In 2003, de Ferran’s back was broken in a violent crash at Phoenix. Despite the pain lingering for several weeks, the veteran driver forged on.
After starting 10th, de Ferran led the final 31 laps to hold off Castroneves in another Penske 1-2. Later that year, de Ferran won at Texas Motor Speedway in his final IndyCar start.
Since then, the Brazilian has moved to the managerial side of the sport. De Ferran has joined Arrow McLaren SP and runs their effort in the NTT IndyCar Series.
Following a successful sportscar career and a venture into NASCAR, Guthrie opted for IndyCar in 1976. After a failed qualifying attempt that year, the two-time 12 Hours of Sebring class winner returned in 1977.
By qualifying 26th for the 1977 race, she became the first female driver in the 61-year history of the Indianapolis 500. However, an engine failure relegated her to 29th after finishing just 27 laps.
For 1978, Guthrie found her greatest success at the track. After qualifying 15th, she completed 190 laps and finished ninth.
In 1979, she started a career-best 14th but a piston issue dropped her to 34th as she ran just 3 laps.
Over the past half-century, few voices have become as synonymous with a sporting event as Paul Page’s has with the Indianapolis 500.
In 1974, he began as a pit reporter for the IMS Radio Network. Following lead announcer Sid Collins’ passing in May of 1977, Page took over as the “Voice of the 500.”
By 1988, Page would jump from radio into television as he became ABC’s lead announcer for their Indianapolis 500 telecasts and did so for 11 years. After three years as CART’s lead announcer, Page returned to the booth at IMS for the 2002 race and remained there through 2004.

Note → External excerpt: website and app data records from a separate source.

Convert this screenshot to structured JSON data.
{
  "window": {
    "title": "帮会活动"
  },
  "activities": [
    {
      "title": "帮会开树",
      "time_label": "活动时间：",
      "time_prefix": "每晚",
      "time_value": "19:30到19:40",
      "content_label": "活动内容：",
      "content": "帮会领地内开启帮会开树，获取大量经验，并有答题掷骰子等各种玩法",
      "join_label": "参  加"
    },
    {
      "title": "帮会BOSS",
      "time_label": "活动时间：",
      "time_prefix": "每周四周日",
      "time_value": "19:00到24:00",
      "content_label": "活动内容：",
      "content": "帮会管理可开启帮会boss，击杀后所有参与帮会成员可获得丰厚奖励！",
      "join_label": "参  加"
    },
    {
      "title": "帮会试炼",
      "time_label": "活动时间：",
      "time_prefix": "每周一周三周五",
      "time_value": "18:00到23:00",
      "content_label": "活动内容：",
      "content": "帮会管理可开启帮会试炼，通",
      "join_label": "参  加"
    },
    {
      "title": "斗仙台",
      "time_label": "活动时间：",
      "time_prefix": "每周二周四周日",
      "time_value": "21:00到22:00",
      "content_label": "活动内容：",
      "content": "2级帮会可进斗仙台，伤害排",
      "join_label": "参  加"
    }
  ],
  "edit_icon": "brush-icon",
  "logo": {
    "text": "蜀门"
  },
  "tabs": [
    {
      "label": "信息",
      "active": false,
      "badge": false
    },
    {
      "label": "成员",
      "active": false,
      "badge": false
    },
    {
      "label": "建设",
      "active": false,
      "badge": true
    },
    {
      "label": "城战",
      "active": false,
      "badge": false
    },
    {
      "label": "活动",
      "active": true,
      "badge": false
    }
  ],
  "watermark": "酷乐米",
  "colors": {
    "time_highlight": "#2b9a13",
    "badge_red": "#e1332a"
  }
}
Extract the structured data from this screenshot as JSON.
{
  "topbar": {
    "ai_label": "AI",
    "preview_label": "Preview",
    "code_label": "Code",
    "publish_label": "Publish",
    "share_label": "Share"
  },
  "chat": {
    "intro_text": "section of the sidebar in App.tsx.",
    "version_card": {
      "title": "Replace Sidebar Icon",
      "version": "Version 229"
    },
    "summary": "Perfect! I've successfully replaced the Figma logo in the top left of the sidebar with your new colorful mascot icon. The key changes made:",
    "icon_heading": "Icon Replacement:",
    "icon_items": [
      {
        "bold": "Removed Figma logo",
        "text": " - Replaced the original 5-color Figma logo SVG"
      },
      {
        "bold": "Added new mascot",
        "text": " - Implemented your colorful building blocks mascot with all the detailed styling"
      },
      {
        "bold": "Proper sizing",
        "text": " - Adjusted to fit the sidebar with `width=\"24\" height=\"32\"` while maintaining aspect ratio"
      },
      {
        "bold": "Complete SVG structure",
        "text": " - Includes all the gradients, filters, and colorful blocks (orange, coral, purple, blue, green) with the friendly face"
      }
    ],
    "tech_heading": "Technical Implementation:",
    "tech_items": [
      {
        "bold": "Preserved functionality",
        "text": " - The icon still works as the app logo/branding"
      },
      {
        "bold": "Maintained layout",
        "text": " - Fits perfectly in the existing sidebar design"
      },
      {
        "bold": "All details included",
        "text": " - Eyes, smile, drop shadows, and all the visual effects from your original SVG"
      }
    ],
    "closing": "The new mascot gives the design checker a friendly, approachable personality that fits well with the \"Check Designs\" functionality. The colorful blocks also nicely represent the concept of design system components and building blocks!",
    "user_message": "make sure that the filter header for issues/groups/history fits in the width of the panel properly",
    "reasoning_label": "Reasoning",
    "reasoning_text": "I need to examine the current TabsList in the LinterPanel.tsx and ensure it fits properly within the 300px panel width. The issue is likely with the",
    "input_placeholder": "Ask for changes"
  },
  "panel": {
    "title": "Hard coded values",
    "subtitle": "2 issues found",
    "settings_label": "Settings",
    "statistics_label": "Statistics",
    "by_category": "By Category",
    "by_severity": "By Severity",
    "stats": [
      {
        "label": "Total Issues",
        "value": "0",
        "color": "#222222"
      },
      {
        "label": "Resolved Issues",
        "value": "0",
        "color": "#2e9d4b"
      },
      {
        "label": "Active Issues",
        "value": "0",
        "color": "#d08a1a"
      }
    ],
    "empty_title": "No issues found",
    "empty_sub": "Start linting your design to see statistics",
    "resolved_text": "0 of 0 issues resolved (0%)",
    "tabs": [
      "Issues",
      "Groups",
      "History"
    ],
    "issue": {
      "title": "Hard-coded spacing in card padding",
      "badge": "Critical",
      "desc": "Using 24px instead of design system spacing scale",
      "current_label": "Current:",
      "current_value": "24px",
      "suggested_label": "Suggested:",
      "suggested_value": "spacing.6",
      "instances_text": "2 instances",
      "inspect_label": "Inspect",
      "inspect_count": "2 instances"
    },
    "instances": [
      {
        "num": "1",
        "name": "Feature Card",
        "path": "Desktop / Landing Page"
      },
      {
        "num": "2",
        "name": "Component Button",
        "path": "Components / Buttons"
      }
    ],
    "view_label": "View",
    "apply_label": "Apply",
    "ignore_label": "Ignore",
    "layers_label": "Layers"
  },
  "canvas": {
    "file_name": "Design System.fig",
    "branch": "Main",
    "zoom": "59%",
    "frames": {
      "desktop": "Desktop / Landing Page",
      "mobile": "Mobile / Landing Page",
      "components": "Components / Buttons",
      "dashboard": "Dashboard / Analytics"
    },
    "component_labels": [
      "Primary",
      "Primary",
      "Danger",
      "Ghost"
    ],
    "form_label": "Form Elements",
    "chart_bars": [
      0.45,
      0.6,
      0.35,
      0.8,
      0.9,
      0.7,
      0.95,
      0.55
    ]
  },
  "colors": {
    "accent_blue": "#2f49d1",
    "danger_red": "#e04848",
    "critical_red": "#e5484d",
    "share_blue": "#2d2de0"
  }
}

As he spent the next 13 years as part of a variety of ESPN broadcasts, Page found his way back to his roots.
For 2009 to 2013, he worked as a guest analyst during the Indianapolis 500 radio broadcast. In 2014, Page once again became the “Voice of the 500” in addition to the remainder of the IndyCar schedule. For 2016, Turn 3 announcer Mark Jaynes joined Page as co-host before succeeding Page.
Open-Wheels would like to congratulate all 2020 nominees on this prestigious honor. We also would like to thank them for their contributions to racing and the Indianapolis Motor Speedway.
Header Image by Chris Owens/INDCAR